● **WHAT YOU WILL DO**
Write out the lines below once more, exactly as they appear. Do not include pictures.

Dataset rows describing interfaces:
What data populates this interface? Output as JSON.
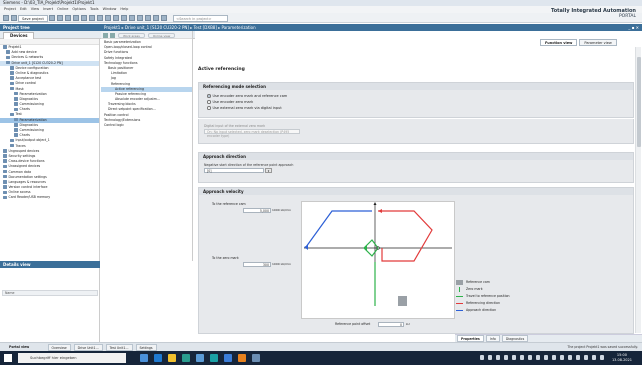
{
  "window": {
    "title": "Siemens - D:\\03_TIA_Projekt\\Projekt1\\Projekt1"
  },
  "menu": [
    "Project",
    "Edit",
    "View",
    "Insert",
    "Online",
    "Options",
    "Tools",
    "Window",
    "Help"
  ],
  "toolbar": {
    "save_label": "Save project",
    "search_placeholder": "<Search in project>"
  },
  "brand": {
    "line1": "Totally Integrated Automation",
    "line2": "PORTAL"
  },
  "project_tree": {
    "header": "Project tree",
    "devices_tab": "Devices",
    "items": [
      {
        "label": "Projekt1",
        "state": "normal"
      },
      {
        "label": "Add new device",
        "state": "normal"
      },
      {
        "label": "Devices & networks",
        "state": "normal"
      },
      {
        "label": "Drive unit_1 [S120 CU320-2 PN]",
        "state": "hl"
      },
      {
        "label": "Device configuration",
        "state": "normal"
      },
      {
        "label": "Online & diagnostics",
        "state": "normal"
      },
      {
        "label": "Acceptance test",
        "state": "normal"
      },
      {
        "label": "Drive control",
        "state": "normal"
      },
      {
        "label": "Mask",
        "state": "normal"
      },
      {
        "label": "Parameterization",
        "state": "normal"
      },
      {
        "label": "Diagnostics",
        "state": "normal"
      },
      {
        "label": "Commissioning",
        "state": "normal"
      },
      {
        "label": "Charts",
        "state": "normal"
      },
      {
        "label": "Test",
        "state": "normal"
      },
      {
        "label": "Parameterization",
        "state": "sel"
      },
      {
        "label": "Diagnostics",
        "state": "normal"
      },
      {
        "label": "Commissioning",
        "state": "normal"
      },
      {
        "label": "Charts",
        "state": "normal"
      },
      {
        "label": "Input/output object_1",
        "state": "normal"
      },
      {
        "label": "Traces",
        "state": "normal"
      },
      {
        "label": "Ungrouped devices",
        "state": "normal"
      },
      {
        "label": "Security settings",
        "state": "normal"
      },
      {
        "label": "Cross-device functions",
        "state": "normal"
      },
      {
        "label": "Unassigned devices",
        "state": "normal"
      },
      {
        "label": "Common data",
        "state": "normal"
      },
      {
        "label": "Documentation settings",
        "state": "normal"
      },
      {
        "label": "Languages & resources",
        "state": "normal"
      },
      {
        "label": "Version control interface",
        "state": "normal"
      },
      {
        "label": "Online access",
        "state": "normal"
      },
      {
        "label": "Card Reader/USB memory",
        "state": "normal"
      }
    ]
  },
  "details": {
    "header": "Details view",
    "col_name": "Name"
  },
  "breadcrumb": {
    "text": "Projekt1 ▸ Drive unit_1 [S120 CU320-2 PN] ▸ Test [DXB8] ▸ Parameterization",
    "controls": "_ ▪ ✕"
  },
  "nav_toolbar": {
    "pill1": "Work areas",
    "pill2": "Online view"
  },
  "param_nav": [
    {
      "label": "Basic parameterization",
      "state": "normal"
    },
    {
      "label": "Open-loop/closed-loop control",
      "state": "normal"
    },
    {
      "label": "Drive functions",
      "state": "normal"
    },
    {
      "label": "Safety Integrated",
      "state": "normal"
    },
    {
      "label": "Technology functions",
      "state": "normal"
    },
    {
      "label": "Basic positioner",
      "state": "normal"
    },
    {
      "label": "Limitation",
      "state": "normal"
    },
    {
      "label": "Jog",
      "state": "normal"
    },
    {
      "label": "Referencing",
      "state": "normal"
    },
    {
      "label": "Active referencing",
      "state": "sel"
    },
    {
      "label": "Passive referencing",
      "state": "normal"
    },
    {
      "label": "Absolute encoder adjustm...",
      "state": "normal"
    },
    {
      "label": "Traversing blocks",
      "state": "normal"
    },
    {
      "label": "Direct setpoint specification...",
      "state": "normal"
    },
    {
      "label": "Position control",
      "state": "normal"
    },
    {
      "label": "Technology/Extensions",
      "state": "normal"
    },
    {
      "label": "Control logic",
      "state": "normal"
    }
  ],
  "view_tabs": {
    "function": "Function view",
    "parameter": "Parameter view"
  },
  "section": {
    "title": "Active referencing"
  },
  "ref_mode": {
    "header": "Referencing mode selection",
    "options": [
      "Use encoder zero mark and reference cam",
      "Use encoder zero mark",
      "Use external zero mark via digital input"
    ],
    "selected": 0,
    "input_label": "Digital input of the external zero mark",
    "input_value": "On: No input selected, zero mark deselection (P495 encoder type)"
  },
  "approach_dir": {
    "header": "Approach direction",
    "label": "Negative start direction of the reference point approach",
    "value": "[0]"
  },
  "approach_vel": {
    "header": "Approach velocity",
    "to_cam_label": "To the reference cam",
    "to_cam_value": "5,000",
    "to_cam_unit": "1000 LU/min",
    "to_zero_label": "To the zero mark",
    "to_zero_value": "300",
    "to_zero_unit": "1000 LU/min",
    "offset_label": "Reference point offset",
    "offset_value": "0",
    "offset_unit": "LU"
  },
  "legend": [
    {
      "label": "Reference cam",
      "color": "#9aa0a6"
    },
    {
      "label": "Zero mark",
      "color": "#2db24a"
    },
    {
      "label": "Travel to reference position",
      "color": "#2db24a"
    },
    {
      "label": "Referencing direction",
      "color": "#e23b3b"
    },
    {
      "label": "Approach direction",
      "color": "#2c5fd6"
    }
  ],
  "bottom_tabs": {
    "properties": "Properties",
    "info": "Info",
    "diagnostics": "Diagnostics"
  },
  "portal_bar": {
    "portal_view": "Portal view",
    "tabs": [
      "Overview",
      "Drive Unit1...",
      "Test Unit1...",
      "Settings"
    ],
    "status": "The project Projekt1 was saved successfully."
  },
  "taskbar": {
    "search": "Suchbegriff hier eingeben",
    "time": "15:00",
    "date": "13.08.2021"
  }
}
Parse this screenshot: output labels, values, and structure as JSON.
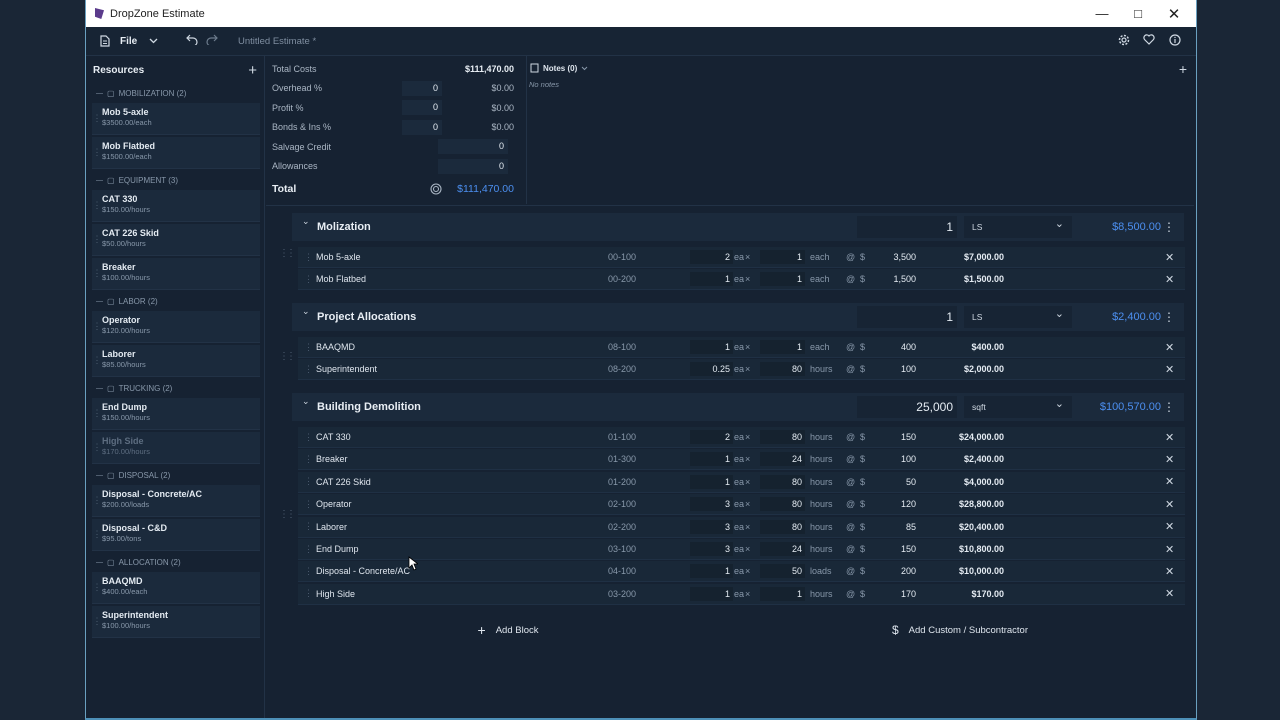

● **EXPECTED ANSWER**
What data populates this interface? Output as JSON.
{
  "window": {
    "title": "Siemens - D:\\03_TIA_Projekt\\Projekt1\\Projekt1"
  },
  "menu": [
    "Project",
    "Edit",
    "View",
    "Insert",
    "Online",
    "Options",
    "Tools",
    "Window",
    "Help"
  ],
  "toolbar": {
    "save_label": "Save project",
    "search_placeholder": "<Search in project>"
  },
  "brand": {
    "line1": "Totally Integrated Automation",
    "line2": "PORTAL"
  },
  "project_tree": {
    "header": "Project tree",
    "devices_tab": "Devices",
    "items": [
      {
        "label": "Projekt1",
        "state": "normal"
      },
      {
        "label": "Add new device",
        "state": "normal"
      },
      {
        "label": "Devices & networks",
        "state": "normal"
      },
      {
        "label": "Drive unit_1 [S120 CU320-2 PN]",
        "state": "hl"
      },
      {
        "label": "Device configuration",
        "state": "normal"
      },
      {
        "label": "Online & diagnostics",
        "state": "normal"
      },
      {
        "label": "Acceptance test",
        "state": "normal"
      },
      {
        "label": "Drive control",
        "state": "normal"
      },
      {
        "label": "Mask",
        "state": "normal"
      },
      {
        "label": "Parameterization",
        "state": "normal"
      },
      {
        "label": "Diagnostics",
        "state": "normal"
      },
      {
        "label": "Commissioning",
        "state": "normal"
      },
      {
        "label": "Charts",
        "state": "normal"
      },
      {
        "label": "Test",
        "state": "normal"
      },
      {
        "label": "Parameterization",
        "state": "sel"
      },
      {
        "label": "Diagnostics",
        "state": "normal"
      },
      {
        "label": "Commissioning",
        "state": "normal"
      },
      {
        "label": "Charts",
        "state": "normal"
      },
      {
        "label": "Input/output object_1",
        "state": "normal"
      },
      {
        "label": "Traces",
        "state": "normal"
      },
      {
        "label": "Ungrouped devices",
        "state": "normal"
      },
      {
        "label": "Security settings",
        "state": "normal"
      },
      {
        "label": "Cross-device functions",
        "state": "normal"
      },
      {
        "label": "Unassigned devices",
        "state": "normal"
      },
      {
        "label": "Common data",
        "state": "normal"
      },
      {
        "label": "Documentation settings",
        "state": "normal"
      },
      {
        "label": "Languages & resources",
        "state": "normal"
      },
      {
        "label": "Version control interface",
        "state": "normal"
      },
      {
        "label": "Online access",
        "state": "normal"
      },
      {
        "label": "Card Reader/USB memory",
        "state": "normal"
      }
    ]
  },
  "details": {
    "header": "Details view",
    "col_name": "Name"
  },
  "breadcrumb": {
    "text": "Projekt1 ▸ Drive unit_1 [S120 CU320-2 PN] ▸ Test [DXB8] ▸ Parameterization",
    "controls": "_ ▪ ✕"
  },
  "nav_toolbar": {
    "pill1": "Work areas",
    "pill2": "Online view"
  },
  "param_nav": [
    {
      "label": "Basic parameterization",
      "state": "normal"
    },
    {
      "label": "Open-loop/closed-loop control",
      "state": "normal"
    },
    {
      "label": "Drive functions",
      "state": "normal"
    },
    {
      "label": "Safety Integrated",
      "state": "normal"
    },
    {
      "label": "Technology functions",
      "state": "normal"
    },
    {
      "label": "Basic positioner",
      "state": "normal"
    },
    {
      "label": "Limitation",
      "state": "normal"
    },
    {
      "label": "Jog",
      "state": "normal"
    },
    {
      "label": "Referencing",
      "state": "normal"
    },
    {
      "label": "Active referencing",
      "state": "sel"
    },
    {
      "label": "Passive referencing",
      "state": "normal"
    },
    {
      "label": "Absolute encoder adjustm...",
      "state": "normal"
    },
    {
      "label": "Traversing blocks",
      "state": "normal"
    },
    {
      "label": "Direct setpoint specification...",
      "state": "normal"
    },
    {
      "label": "Position control",
      "state": "normal"
    },
    {
      "label": "Technology/Extensions",
      "state": "normal"
    },
    {
      "label": "Control logic",
      "state": "normal"
    }
  ],
  "view_tabs": {
    "function": "Function view",
    "parameter": "Parameter view"
  },
  "section": {
    "title": "Active referencing"
  },
  "ref_mode": {
    "header": "Referencing mode selection",
    "options": [
      "Use encoder zero mark and reference cam",
      "Use encoder zero mark",
      "Use external zero mark via digital input"
    ],
    "selected": 0,
    "input_label": "Digital input of the external zero mark",
    "input_value": "On: No input selected, zero mark deselection (P495 encoder type)"
  },
  "approach_dir": {
    "header": "Approach direction",
    "label": "Negative start direction of the reference point approach",
    "value": "[0]"
  },
  "approach_vel": {
    "header": "Approach velocity",
    "to_cam_label": "To the reference cam",
    "to_cam_value": "5,000",
    "to_cam_unit": "1000 LU/min",
    "to_zero_label": "To the zero mark",
    "to_zero_value": "300",
    "to_zero_unit": "1000 LU/min",
    "offset_label": "Reference point offset",
    "offset_value": "0",
    "offset_unit": "LU"
  },
  "legend": [
    {
      "label": "Reference cam",
      "color": "#9aa0a6"
    },
    {
      "label": "Zero mark",
      "color": "#2db24a"
    },
    {
      "label": "Travel to reference position",
      "color": "#2db24a"
    },
    {
      "label": "Referencing direction",
      "color": "#e23b3b"
    },
    {
      "label": "Approach direction",
      "color": "#2c5fd6"
    }
  ],
  "bottom_tabs": {
    "properties": "Properties",
    "info": "Info",
    "diagnostics": "Diagnostics"
  },
  "portal_bar": {
    "portal_view": "Portal view",
    "tabs": [
      "Overview",
      "Drive Unit1...",
      "Test Unit1...",
      "Settings"
    ],
    "status": "The project Projekt1 was saved successfully."
  },
  "taskbar": {
    "search": "Suchbegriff hier eingeben",
    "time": "15:00",
    "date": "13.08.2021"
  }
}
Parse this screenshot: output labels, values, and structure as JSON.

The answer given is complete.